YOUR ASSIGNMENT: Report the lines of the data below that contain the string "icon".
──────── RECORDS SUPPLIED ────────
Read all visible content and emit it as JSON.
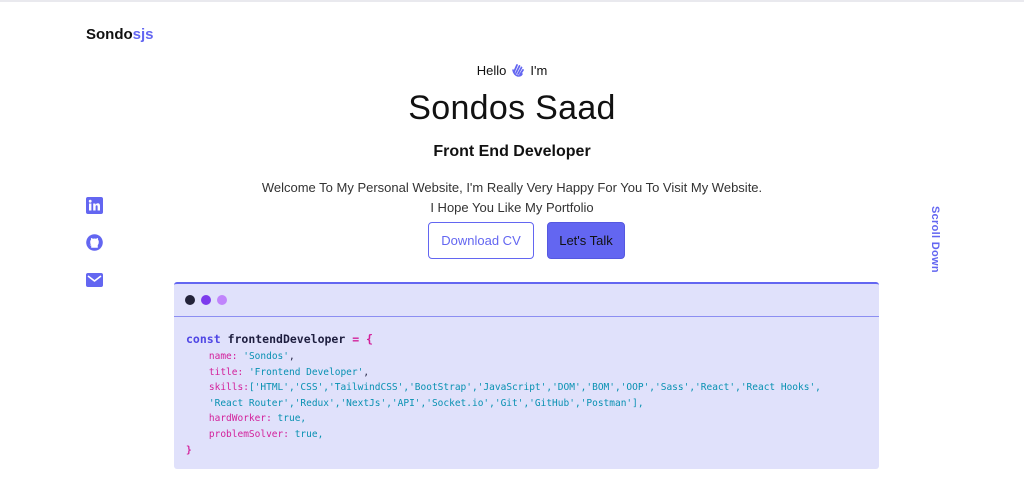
{
  "brand": {
    "prefix": "Sondo",
    "suffix": "sjs"
  },
  "hero": {
    "hello": "Hello",
    "im": "I'm",
    "name": "Sondos Saad",
    "role": "Front End Developer",
    "desc_line1": "Welcome To My Personal Website, I'm Really Very Happy For You To Visit My Website.",
    "desc_line2": "I Hope You Like My Portfolio"
  },
  "buttons": {
    "download": "Download CV",
    "talk": "Let's Talk"
  },
  "social": [
    {
      "icon": "linkedin-icon"
    },
    {
      "icon": "github-icon"
    },
    {
      "icon": "mail-icon"
    }
  ],
  "scroll_down": "Scroll Down",
  "colors": {
    "accent": "#6366f1",
    "card_bg": "#e0e1fb",
    "dot1": "#23233a",
    "dot2": "#7c3aed",
    "dot3": "#c084fc"
  },
  "code": {
    "keyword": "const",
    "variable": "frontendDeveloper",
    "op": "= {",
    "name_key": "name:",
    "name_val": "'Sondos'",
    "title_key": "title:",
    "title_val": "'Frontend Developer'",
    "skills_key": "skills:",
    "skills_line1": "['HTML','CSS','TailwindCSS','BootStrap','JavaScript','DOM','BOM','OOP','Sass','React','React Hooks',",
    "skills_line2": "'React Router','Redux','NextJs','API','Socket.io','Git','GitHub','Postman'],",
    "hard_key": "hardWorker:",
    "hard_val": "true,",
    "prob_key": "problemSolver:",
    "prob_val": "true,",
    "close": "}"
  }
}
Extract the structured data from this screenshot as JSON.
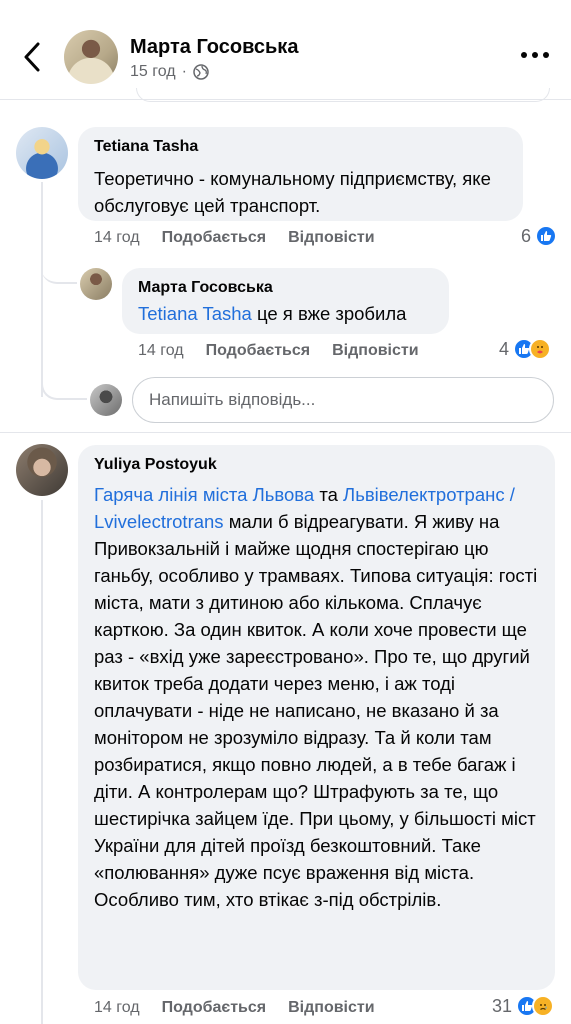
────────
EXERCISE RESPONSE:
      "icon": "linkedin-icon"
      "icon": "github-icon"
      "icon": "mail-icon"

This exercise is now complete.